Project Description: This Project will carry out a program of multi-epoch radial velocity (RV) observations of significant samples of both the composite—spectrum (sdB + cool star) binaries and the binaries with 'hidden sdB stars, to establish whether their orbits are as predicted by theory. Systems for which an acceleration of the RV is found will be followed up to determine full orbits; conversely, if many systems show no detectable acceleration at our low measurement threshold, then this class of binaries cannot have interacted to form the sdB star that we see today, and theory must be modified. The observations will be carried out at the Hobby—Eberly Telescope and at national faeffities. Other sdB stars appear to have resolved (hence non—interacting) companions, which if confirmed can be exploited to learn the distance to the sdB primary and other properties of the binary, such as each system’s metallicity, limits on the original mass of the sdB star, and possibly the age of the binary. Radial velocities, proper motion data and other means wifi be used to confirm association, pair by pair, and true pairs will be studied in detail. In addition, a study wifi be conducted to learn how badly existing catalogs of hot subdwarf stars are biased by selection effects, and how such bias can be accounted for or a catalog that is more representative of the true population of sdB stars can be constructed.

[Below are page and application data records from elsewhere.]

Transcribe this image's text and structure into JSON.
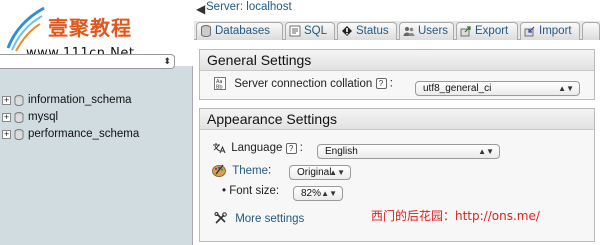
{
  "logo": {
    "title_cn": "壹聚教程",
    "url": "www.111cn.Net"
  },
  "sidebar": {
    "databases": [
      {
        "name": "information_schema"
      },
      {
        "name": "mysql"
      },
      {
        "name": "performance_schema"
      }
    ]
  },
  "header": {
    "back_icon": "arrow-left-icon",
    "server_label": "Server: localhost"
  },
  "tabs": [
    {
      "label": "Databases",
      "icon": "databases-icon"
    },
    {
      "label": "SQL",
      "icon": "sql-icon"
    },
    {
      "label": "Status",
      "icon": "status-icon"
    },
    {
      "label": "Users",
      "icon": "users-icon"
    },
    {
      "label": "Export",
      "icon": "export-icon"
    },
    {
      "label": "Import",
      "icon": "import-icon"
    }
  ],
  "general_settings": {
    "title": "General Settings",
    "collation_label": "Server connection collation",
    "collation_value": "utf8_general_ci"
  },
  "appearance_settings": {
    "title": "Appearance Settings",
    "language_label": "Language",
    "language_value": "English",
    "theme_label": "Theme",
    "theme_value": "Original",
    "font_size_label": "Font size:",
    "font_size_value": "82%",
    "more_settings": "More settings"
  },
  "watermark": "西门的后花园：http://ons.me/",
  "colors": {
    "link": "#235a81",
    "sidebar_bg": "#d0dce0",
    "watermark": "#e02020",
    "logo_text": "#e0581e"
  }
}
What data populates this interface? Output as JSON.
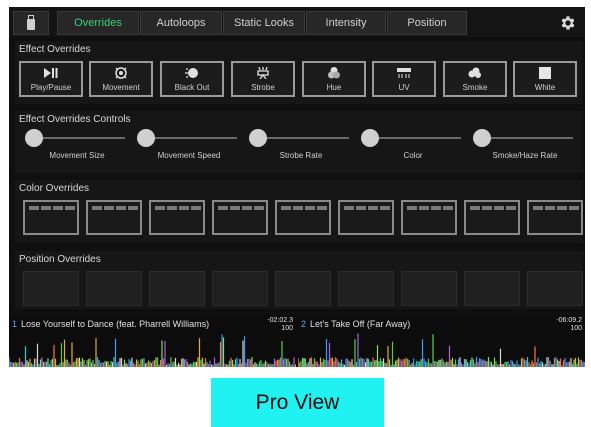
{
  "topbar": {
    "tabs": [
      {
        "label": "Overrides",
        "active": true
      },
      {
        "label": "Autoloops",
        "active": false
      },
      {
        "label": "Static Looks",
        "active": false
      },
      {
        "label": "Intensity",
        "active": false
      },
      {
        "label": "Position",
        "active": false
      }
    ],
    "usb_icon": "usb-drive-icon",
    "settings_icon": "gear-icon",
    "active_color": "#35d27a"
  },
  "effect_overrides": {
    "title": "Effect Overrides",
    "buttons": [
      {
        "label": "Play/Pause",
        "icon": "play-pause-icon"
      },
      {
        "label": "Movement",
        "icon": "movement-icon"
      },
      {
        "label": "Black Out",
        "icon": "blackout-icon"
      },
      {
        "label": "Strobe",
        "icon": "strobe-icon"
      },
      {
        "label": "Hue",
        "icon": "hue-icon"
      },
      {
        "label": "UV",
        "icon": "uv-icon"
      },
      {
        "label": "Smoke",
        "icon": "smoke-icon"
      },
      {
        "label": "White",
        "icon": "white-square-icon"
      }
    ]
  },
  "effect_controls": {
    "title": "Effect Overrides Controls",
    "sliders": [
      {
        "label": "Movement Size",
        "value": 0
      },
      {
        "label": "Movement Speed",
        "value": 0
      },
      {
        "label": "Strobe Rate",
        "value": 0
      },
      {
        "label": "Color",
        "value": 0
      },
      {
        "label": "Smoke/Haze Rate",
        "value": 0
      }
    ]
  },
  "color_overrides": {
    "title": "Color Overrides",
    "slots": 9
  },
  "position_overrides": {
    "title": "Position Overrides",
    "slots": 9
  },
  "decks": [
    {
      "number": "1",
      "title": "Lose Yourself to Dance (feat. Pharrell Williams)",
      "time": "-02:02.3",
      "bpm": "100"
    },
    {
      "number": "2",
      "title": "Let's Take Off (Far Away)",
      "time": "-06:09.2",
      "bpm": "100"
    }
  ],
  "pro_view": {
    "label": "Pro View",
    "color": "#20f2f2"
  }
}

Jobs Summary: Nothing to report currently. (Total jobs reported: 0)
Project Status: Not Started
This award's data was last updated on Sep. 15, 2009. Help expand these official descriptions using the wiki below.